9:  Jain, A.K. and U. Uludag, 2003. Hiding biometric data. IEEE Trans. Pattern Anal. Mach. Intell., 25: 1494-1498.
CrossRef  |  Direct Link  |  

10:  Wang, N., C. Zhang, X. Li and Y. Wang, 2010. Enhancing iris-feature security with steganography. Proceedings of the 5th IEEE Conference on Industrial Electronics and Applications, June 15-17, 2010, Taichung, pp: 2233-2237.

11:  Sonsare, P.M. and S. Sapkal, 2011. Stegano-cryptosystem for enhancing biometric-feature security with RSA. Proceedings of the International Conference on Information and Network Technology, April 29-30, 2011, Chennai, India, pp: 196-200.

12:  Ntalianis, K., N. Tsapatsoulis and A. Drigas, 2011. Video-object oriented biometrics hiding for user authentication under error-prone transmissions. EURASIP J. Inform. Secur. 10.1155/2011/174945

13:  Kharge, S.M., L.M. Deshpande and S.S. Kanade, 2013. A new approach for skin tone based steganography with key analysis for mistreatment biometrics. Int. J. Eng. Innov. Technol., 3: 61-65.
Direct Link  |  

14:  Amritha, G. and V. Meethu, 2013. Biometric steganographic technique using DWT and encryption. Int. J. Adv. Res. Comput. Sci. Software Eng., 3: 566-572.
Direct Link  |  

15:  Macq, B.M. and J.J. Quisquater, 2005. Cryptology for digital TV broadcasting. Proc. IEEE, 83: 944-957.
CrossRef  |  Direct Link  |  

16:  Kolpatzik, B.W. and C.A. Bouman, 1992. Optimized error diffusion for image display. J. Electron. Imag., 1: 277-292.
CrossRef  |  Direct Link  |  

17:  Kumar, P.M. and K.L. Shunmuganathan, 2010. A multilayered architecture for hiding executable files in 3D images. Indian J. Sci. Technol., 3: 402-407.
Direct Link  |  

18:  Ramani, K., E.V. Prasad, S. Varadarajan and A. Subramanyam, 2008. A robust watermarking scheme for information hiding. Proceedings of the 16th International Conference on Advanced Computing and Communications, December 14-17, 2008, Chennai, pp: 58-64.

19:  Wang, C.M. and Y.M. Cheng, 2005. An efficient information hiding algorithm for polygon models. Comput. Graph.
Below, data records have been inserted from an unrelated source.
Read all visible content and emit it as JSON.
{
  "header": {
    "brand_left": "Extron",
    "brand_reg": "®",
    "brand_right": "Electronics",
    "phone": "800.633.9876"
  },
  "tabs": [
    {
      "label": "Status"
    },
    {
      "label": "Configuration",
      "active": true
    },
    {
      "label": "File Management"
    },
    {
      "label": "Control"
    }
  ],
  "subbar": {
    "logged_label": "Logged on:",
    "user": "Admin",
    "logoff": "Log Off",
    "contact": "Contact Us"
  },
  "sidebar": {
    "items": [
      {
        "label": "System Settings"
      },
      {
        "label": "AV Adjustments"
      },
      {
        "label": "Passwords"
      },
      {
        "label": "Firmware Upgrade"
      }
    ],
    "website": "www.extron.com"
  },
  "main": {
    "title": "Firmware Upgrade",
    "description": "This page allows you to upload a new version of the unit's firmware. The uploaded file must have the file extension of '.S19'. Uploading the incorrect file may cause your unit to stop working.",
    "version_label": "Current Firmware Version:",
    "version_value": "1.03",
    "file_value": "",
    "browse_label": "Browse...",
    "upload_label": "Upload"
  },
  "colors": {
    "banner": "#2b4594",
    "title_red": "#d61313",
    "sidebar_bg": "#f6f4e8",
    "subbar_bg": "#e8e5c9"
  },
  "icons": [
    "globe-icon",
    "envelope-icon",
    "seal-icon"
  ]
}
Forum, 24: 591-600.
CrossRef  |  Direct Link  |  

20:  Lu, C.S. and H.Y.M. Liao, 2001. Multipurpose watermarking for image authentication and protection. IEEE Trans. Image Process., 10: 1579-1592.
CrossRef  |  Direct Link  |  

21:  Peng, Y.Z., Q. Chen and L. Zhou, 2004. Fragile watermarking self-embedded authentication algorithm of color image. Comput. Eng. Design, 24: 2208-2212.
Direct Link  |  
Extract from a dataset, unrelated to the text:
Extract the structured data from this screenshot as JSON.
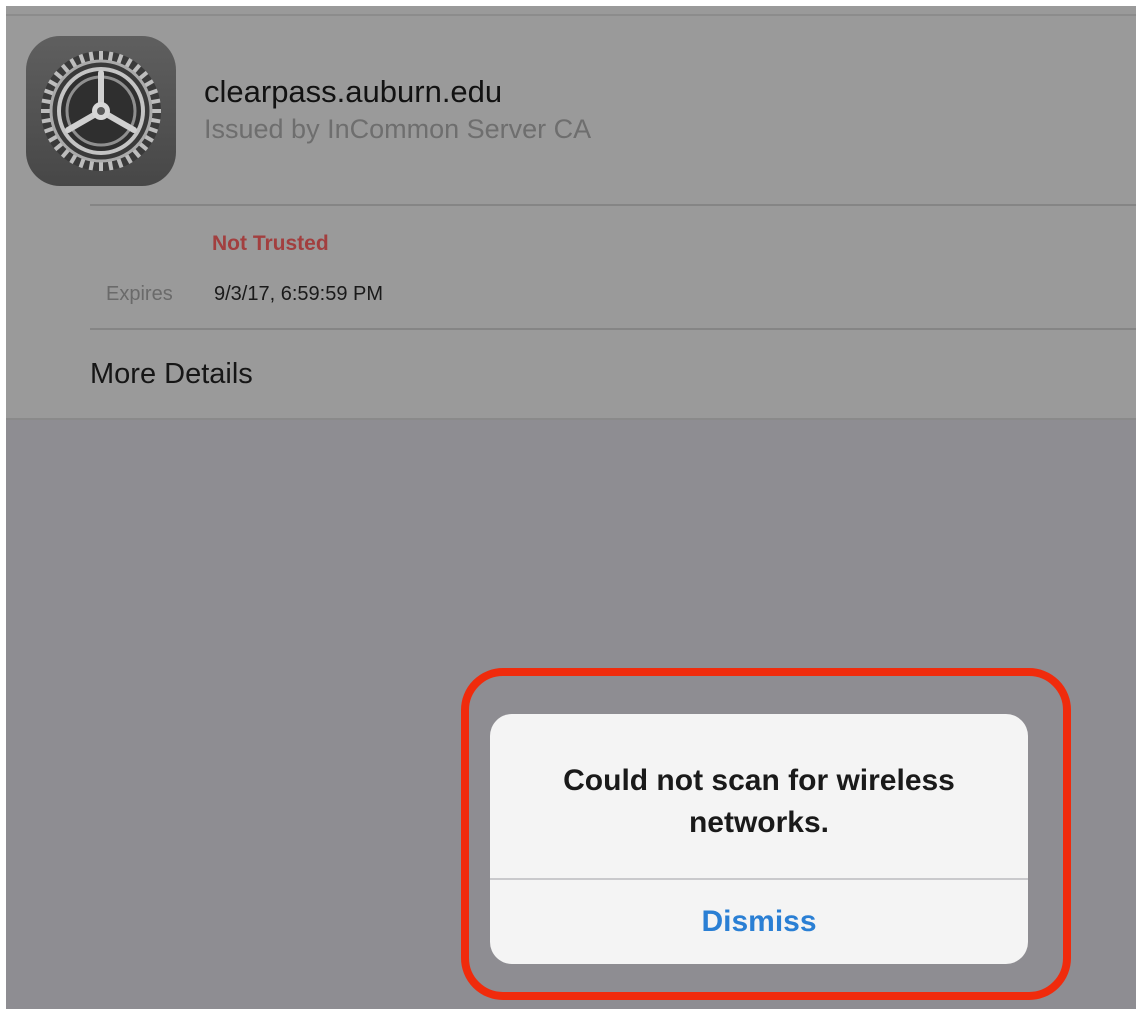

22:  Cheddad, A., J. Condell, K. Curran and P. McKevitt, 2008. Enhancing steganography in digital images. Proceedings of the Canadian Conference on Computer and Robot Vision, May 28-30, 2008, Windsor, ON., Canada, pp: 326-332.

23:  Overbey, J., W. Traves and J. Wojdylo, 2005. On the keyspace of the hill cipher. Cryptologia, 29: 59-72.
CrossRef  |  Direct Link  |  

©  2020 Science Alert. All Rights Reserved